- SQLite3 Persistent loading and saving of the torrent hashes and completed count
- MySQL support added as engine option
Also if you are curious about Rust here are some articles on it:
- How Rust Compares to Other Programming Languages
- Rust vs. Python: Why Rust is gaining in popularity
- Rust by the Numbers: The Rust Programming Language in 2021
How it is currently different from other Torrent solutions
Improved speed, scalability and resource management have been to date the focus of this torrent implementation.
Speed, scalability and resource management
In terms of resource management and speed we already have proof that it does what it is meant to do. It is already being used in the backend of some hosting sites with millions of connections.
The improvements that we are working on
With the addition of our team we are now working on improving security, reliability, code quality and increased user friendliness and repository automation.
User friendliness or UX and UI
Most of the torrent clients and sites can only be described as ugly and awkward to use. We are currently working on creating a minimalist interface and an underlying use case logic that makes sense and is scalable.
Code quality & security & reliability
Currently the whole code base is being reworked and all the elements of the current software architecture are being analyzed for security holes. We are implementing testing throughout the whole project’s code base.
For scalability and security we are defining the right approach for creating the right user / permission structure to avoid over engineering it.
A current goal is to apply Test Driven Development (TDD) and automation to all the projects repositories and through this improve the overall testing coverage, reliability and security of the software.
The team behind it

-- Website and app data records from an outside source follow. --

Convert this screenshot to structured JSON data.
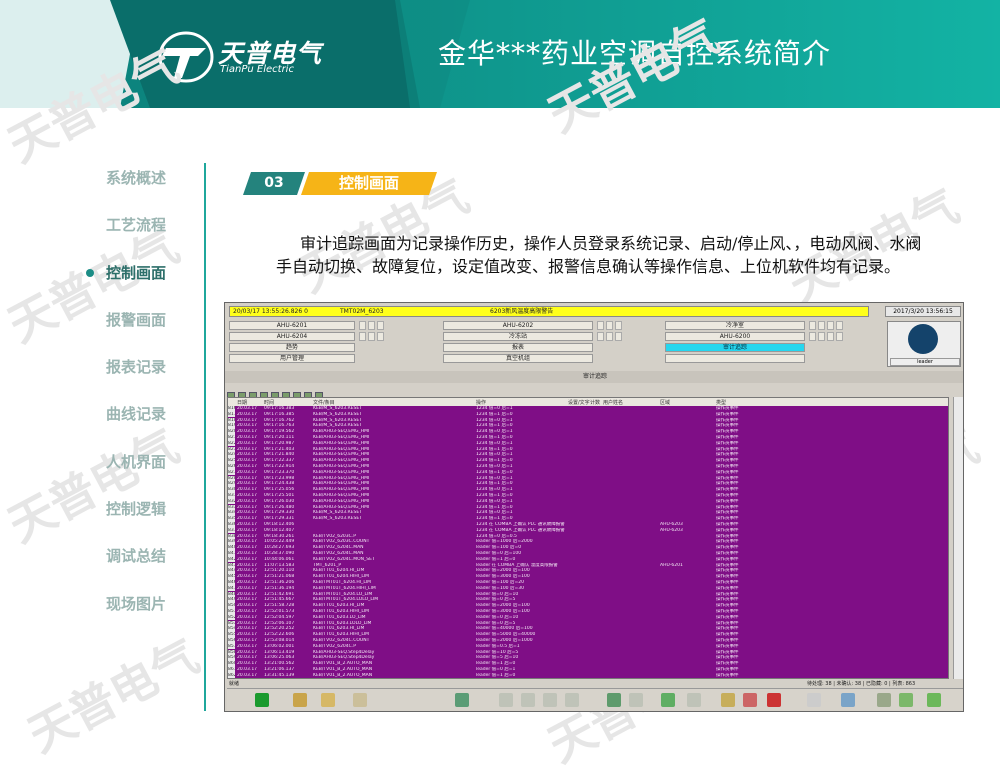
{
  "slide_title": "金华***药业空调自控系统简介",
  "logo": {
    "brand_cn": "天普电气",
    "brand_en": "TianPu Electric"
  },
  "watermark": "天普电气",
  "nav": {
    "items": [
      {
        "label": "系统概述",
        "active": false
      },
      {
        "label": "工艺流程",
        "active": false
      },
      {
        "label": "控制画面",
        "active": true
      },
      {
        "label": "报警画面",
        "active": false
      },
      {
        "label": "报表记录",
        "active": false
      },
      {
        "label": "曲线记录",
        "active": false
      },
      {
        "label": "人机界面",
        "active": false
      },
      {
        "label": "控制逻辑",
        "active": false
      },
      {
        "label": "调试总结",
        "active": false
      },
      {
        "label": "现场图片",
        "active": false
      }
    ]
  },
  "section": {
    "number": "03",
    "label": "控制画面"
  },
  "description": "审计追踪画面为记录操作历史，操作人员登录系统记录、启动/停止风、，电动风阀、水阀手自动切换、故障复位，设定值改变、报警信息确认等操作信息、上位机软件均有记录。",
  "screen": {
    "alarm_time": "20/03/17 13:55:26.826 0",
    "alarm_tag": "TMT02M_6203",
    "alarm_text": "6203新风温度高限警告",
    "clock": "2017/3/20 13:56:15",
    "nav_buttons": [
      [
        "AHU-6201",
        "AHU-6202",
        "冷净室"
      ],
      [
        "AHU-6204",
        "冷冻站",
        "AHU-6200"
      ],
      [
        "趋势",
        "报表",
        "审计追踪"
      ],
      [
        "用户管理",
        "真空机组",
        ""
      ]
    ],
    "highlight_button": "审计追踪",
    "crest_caption": "leader",
    "panel_title": "审计追踪",
    "columns": [
      "日期",
      "时间",
      "文件/条目",
      "操作",
      "设置/文字",
      "计数",
      "用户姓名",
      "区域",
      "类型"
    ],
    "rows": [
      {
        "n": "816",
        "d": "20.03.17",
        "t": "09:17:16.383",
        "item": "KEB/M_S_6203.RESET",
        "op": "1234 值=0 后=1",
        "area": "",
        "type": "操作员事件"
      },
      {
        "n": "817",
        "d": "20.03.17",
        "t": "09:17:16.385",
        "item": "KEB/M_S_6203.RESET",
        "op": "1234 值=1 后=0",
        "area": "",
        "type": "操作员事件"
      },
      {
        "n": "818",
        "d": "20.03.17",
        "t": "09:17:16.762",
        "item": "KEB/M_S_6203.RESET",
        "op": "1234 值=0 后=1",
        "area": "",
        "type": "操作员事件"
      },
      {
        "n": "819",
        "d": "20.03.17",
        "t": "09:17:16.763",
        "item": "KEB/M_S_6203.RESET",
        "op": "1234 值=1 后=0",
        "area": "",
        "type": "操作员事件"
      },
      {
        "n": "820",
        "d": "20.03.17",
        "t": "09:17:19.562",
        "item": "KEB/AHU3-SEQ.EMG_HMI",
        "op": "1234 值=0 后=1",
        "area": "",
        "type": "操作员事件"
      },
      {
        "n": "821",
        "d": "20.03.17",
        "t": "09:17:20.111",
        "item": "KEB/AHU3-SEQ.EMG_HMI",
        "op": "1234 值=1 后=0",
        "area": "",
        "type": "操作员事件"
      },
      {
        "n": "822",
        "d": "20.03.17",
        "t": "09:17:20.987",
        "item": "KEB/AHU3-SEQ.EMG_HMI",
        "op": "1234 值=0 后=1",
        "area": "",
        "type": "操作员事件"
      },
      {
        "n": "823",
        "d": "20.03.17",
        "t": "09:17:21.403",
        "item": "KEB/AHU3-SEQ.EMG_HMI",
        "op": "1234 值=1 后=0",
        "area": "",
        "type": "操作员事件"
      },
      {
        "n": "824",
        "d": "20.03.17",
        "t": "09:17:21.840",
        "item": "KEB/AHU3-SEQ.EMG_HMI",
        "op": "1234 值=0 后=1",
        "area": "",
        "type": "操作员事件"
      },
      {
        "n": "825",
        "d": "20.03.17",
        "t": "09:17:22.337",
        "item": "KEB/AHU3-SEQ.EMG_HMI",
        "op": "1234 值=1 后=0",
        "area": "",
        "type": "操作员事件"
      },
      {
        "n": "826",
        "d": "20.03.17",
        "t": "09:17:22.914",
        "item": "KEB/AHU3-SEQ.EMG_HMI",
        "op": "1234 值=0 后=1",
        "area": "",
        "type": "操作员事件"
      },
      {
        "n": "827",
        "d": "20.03.17",
        "t": "09:17:23.370",
        "item": "KEB/AHU3-SEQ.EMG_HMI",
        "op": "1234 值=1 后=0",
        "area": "",
        "type": "操作员事件"
      },
      {
        "n": "828",
        "d": "20.03.17",
        "t": "09:17:23.998",
        "item": "KEB/AHU3-SEQ.EMG_HMI",
        "op": "1234 值=0 后=1",
        "area": "",
        "type": "操作员事件"
      },
      {
        "n": "829",
        "d": "20.03.17",
        "t": "09:17:24.438",
        "item": "KEB/AHU3-SEQ.EMG_HMI",
        "op": "1234 值=1 后=0",
        "area": "",
        "type": "操作员事件"
      },
      {
        "n": "830",
        "d": "20.03.17",
        "t": "09:17:25.056",
        "item": "KEB/AHU3-SEQ.EMG_HMI",
        "op": "1234 值=0 后=1",
        "area": "",
        "type": "操作员事件"
      },
      {
        "n": "831",
        "d": "20.03.17",
        "t": "09:17:25.501",
        "item": "KEB/AHU3-SEQ.EMG_HMI",
        "op": "1234 值=1 后=0",
        "area": "",
        "type": "操作员事件"
      },
      {
        "n": "832",
        "d": "20.03.17",
        "t": "09:17:26.030",
        "item": "KEB/AHU3-SEQ.EMG_HMI",
        "op": "1234 值=0 后=1",
        "area": "",
        "type": "操作员事件"
      },
      {
        "n": "833",
        "d": "20.03.17",
        "t": "09:17:26.480",
        "item": "KEB/AHU3-SEQ.EMG_HMI",
        "op": "1234 值=1 后=0",
        "area": "",
        "type": "操作员事件"
      },
      {
        "n": "834",
        "d": "20.03.17",
        "t": "09:17:29.330",
        "item": "KEB/M_S_6203.RESET",
        "op": "1234 值=0 后=1",
        "area": "",
        "type": "操作员事件"
      },
      {
        "n": "835",
        "d": "20.03.17",
        "t": "09:17:29.331",
        "item": "KEB/M_S_6203.RESET",
        "op": "1234 值=1 后=0",
        "area": "",
        "type": "操作员事件"
      },
      {
        "n": "836",
        "d": "20.03.17",
        "t": "09:18:12.406",
        "item": "",
        "op": "1234 在 COMBA 上确认 PLC 通讯故障报警",
        "area": "AHU-6203",
        "type": "操作员事件"
      },
      {
        "n": "837",
        "d": "20.03.17",
        "t": "09:18:12.407",
        "item": "",
        "op": "1234 在 COMBA 上确认 PLC 通讯故障报警",
        "area": "AHU-6203",
        "type": "操作员事件"
      },
      {
        "n": "838",
        "d": "20.03.17",
        "t": "09:18:30.261",
        "item": "KEB/TV02_6203C.P",
        "op": "1234 值=0 后=0.5",
        "area": "",
        "type": "操作员事件"
      },
      {
        "n": "839",
        "d": "20.03.17",
        "t": "10:05:22.449",
        "item": "KEB/TV02_6203C.COUNT",
        "op": "leader 值=1000 后=2000",
        "area": "",
        "type": "操作员事件"
      },
      {
        "n": "840",
        "d": "20.03.17",
        "t": "10:28:27.693",
        "item": "KEB/TV02_6204C.MAN",
        "op": "leader 值=100 后=0",
        "area": "",
        "type": "操作员事件"
      },
      {
        "n": "841",
        "d": "20.03.17",
        "t": "10:28:37.090",
        "item": "KEB/TV02_6204C.MAN",
        "op": "leader 值=0 后=100",
        "area": "",
        "type": "操作员事件"
      },
      {
        "n": "842",
        "d": "20.03.17",
        "t": "10:44:06.061",
        "item": "KEB/TV02_6204C.MON_SET",
        "op": "leader 值=1 后=0",
        "area": "",
        "type": "操作员事件"
      },
      {
        "n": "843",
        "d": "20.03.17",
        "t": "11:07:13.583",
        "item": "TMT_6201_P",
        "op": "leader 在 COMBA 上确认 温度高限报警",
        "area": "AHU-6201",
        "type": "操作员事件"
      },
      {
        "n": "844",
        "d": "20.03.17",
        "t": "12:51:20.110",
        "item": "KEB/TT01_6204.HI_LIM",
        "op": "leader 值=2000 后=100",
        "area": "",
        "type": "操作员事件"
      },
      {
        "n": "845",
        "d": "20.03.17",
        "t": "12:51:21.068",
        "item": "KEB/TT01_6204.HIHI_LIM",
        "op": "leader 值=3000 后=100",
        "area": "",
        "type": "操作员事件"
      },
      {
        "n": "846",
        "d": "20.03.17",
        "t": "12:51:36.206",
        "item": "KEB/TMT01T_6204.HI_LIM",
        "op": "leader 值=100 后=20",
        "area": "",
        "type": "操作员事件"
      },
      {
        "n": "847",
        "d": "20.03.17",
        "t": "12:51:36.194",
        "item": "KEB/TMT01T_6204.HIHI_LIM",
        "op": "leader 值=100 后=30",
        "area": "",
        "type": "操作员事件"
      },
      {
        "n": "848",
        "d": "20.03.17",
        "t": "12:51:42.691",
        "item": "KEB/TMT01T_6204.LO_LIM",
        "op": "leader 值=0 后=10",
        "area": "",
        "type": "操作员事件"
      },
      {
        "n": "849",
        "d": "20.03.17",
        "t": "12:51:45.667",
        "item": "KEB/TMT01T_6204.LOLO_LIM",
        "op": "leader 值=0 后=5",
        "area": "",
        "type": "操作员事件"
      },
      {
        "n": "850",
        "d": "20.03.17",
        "t": "12:51:58.728",
        "item": "KEB/TT01_6203.HI_LIM",
        "op": "leader 值=2000 后=100",
        "area": "",
        "type": "操作员事件"
      },
      {
        "n": "851",
        "d": "20.03.17",
        "t": "12:52:01.573",
        "item": "KEB/TT01_6203.HIHI_LIM",
        "op": "leader 值=3000 后=100",
        "area": "",
        "type": "操作员事件"
      },
      {
        "n": "852",
        "d": "20.03.17",
        "t": "12:52:04.597",
        "item": "KEB/TT01_6203.LO_LIM",
        "op": "leader 值=0 后=10",
        "area": "",
        "type": "操作员事件"
      },
      {
        "n": "853",
        "d": "20.03.17",
        "t": "12:52:06.107",
        "item": "KEB/TT01_6203.LOLO_LIM",
        "op": "leader 值=0 后=5",
        "area": "",
        "type": "操作员事件"
      },
      {
        "n": "854",
        "d": "20.03.17",
        "t": "12:52:20.252",
        "item": "KEB/TT01_6203.HI_LIM",
        "op": "leader 值=40000 后=100",
        "area": "",
        "type": "操作员事件"
      },
      {
        "n": "855",
        "d": "20.03.17",
        "t": "12:52:22.606",
        "item": "KEB/TT01_6203.HIHI_LIM",
        "op": "leader 值=5000 后=40000",
        "area": "",
        "type": "操作员事件"
      },
      {
        "n": "856",
        "d": "20.03.17",
        "t": "12:53:08.014",
        "item": "KEB/TV02_6204C.COUNT",
        "op": "leader 值=2000 后=1000",
        "area": "",
        "type": "操作员事件"
      },
      {
        "n": "857",
        "d": "20.03.17",
        "t": "13:06:02.001",
        "item": "KEB/TV02_6204C.P",
        "op": "leader 值=0.5 后=1",
        "area": "",
        "type": "操作员事件"
      },
      {
        "n": "858",
        "d": "20.03.17",
        "t": "13:06:13.419",
        "item": "KEB/AHU3-SEQ.Step4Delay",
        "op": "leader 值=10 后=5",
        "area": "",
        "type": "操作员事件"
      },
      {
        "n": "859",
        "d": "20.03.17",
        "t": "13:06:25.063",
        "item": "KEB/AHU3-SEQ.Step4Delay",
        "op": "leader 值=5 后=10",
        "area": "",
        "type": "操作员事件"
      },
      {
        "n": "860",
        "d": "20.03.17",
        "t": "13:21:00.562",
        "item": "KEB/TV01_B_2.AUTO_MAN",
        "op": "leader 值=1 后=0",
        "area": "",
        "type": "操作员事件"
      },
      {
        "n": "861",
        "d": "20.03.17",
        "t": "13:21:06.137",
        "item": "KEB/TV01_B_2.AUTO_MAN",
        "op": "leader 值=0 后=1",
        "area": "",
        "type": "操作员事件"
      },
      {
        "n": "862",
        "d": "20.03.17",
        "t": "13:31:45.139",
        "item": "KEB/TV01_B_2.AUTO_MAN",
        "op": "leader 值=1 后=0",
        "area": "",
        "type": "操作员事件"
      },
      {
        "n": "863",
        "d": "20.03.17",
        "t": "13:41:51.873",
        "item": "KEB/TV02_6204C.MAN",
        "op": "leader 值=0 后=14.8153",
        "area": "",
        "type": "操作员事件"
      },
      {
        "n": "864",
        "d": "20.03.17",
        "t": "13:43:51.873",
        "item": "KEB/TV02_6204C.MAN",
        "op": "leader 值=0 后=15.9753",
        "area": "",
        "type": "操作员事件"
      }
    ],
    "status_left": "就绪",
    "status_right": "待处理: 38  |  未确认: 38  |  已隐藏: 0  |  列表: 863"
  },
  "colors": {
    "teal": "#0d8f87",
    "accent": "#f6b417",
    "row_bg": "#7f0e86",
    "highlight": "#26d6ee"
  }
}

The team behind Torrust at the moment consists of Mick van Dijke, several voluntary contributors and the Nautilus Cyberneering team which incorporates software security architects, senior developers and other freelance collaborators like UX / UI designers etc.
The Nautilus Cyberneering team’s experience during the past year has been to build up the necessary skills to automate git code repositories to implement versioning of data sets used in Machine Learning and Data Science. More about the Nautilus Cyberneering team here.
Torrents Potential use case in the field of data science
Data scientists often need to download large data sets for their work. These data sets can be difficult to find, and they’re often very large, which can make downloading them slow and painful.
Given that they are slow and painful with instances where scientist require various attempts to download the wanted file they have required something called “chunking”. The chunking feature as it happens to be the case is already existent in Torrents.
Therefore the challenge of size and versioning for any community using large data sets can optimized even further by using torrents.
For example, for the large files chunking is already implemented in torrents and in data sets with thousands of small files torrents can also be a nice approach having a different versioning approach. With data sets for example often one version of is made up to a high percentage of the same files as another version which you and other scientist may already have downloaded. Imagine how much you could reduce the download time and reduce time and bandwidth use.
We think that torrents are a great way to share data, and we’re excited to see what we will build with our community for everyday torrent use but also for their application in machine learning and data science.
Also if you are curious about Torrust or what else we have been up to:
Stay tuned for more updates. Thanks for reading!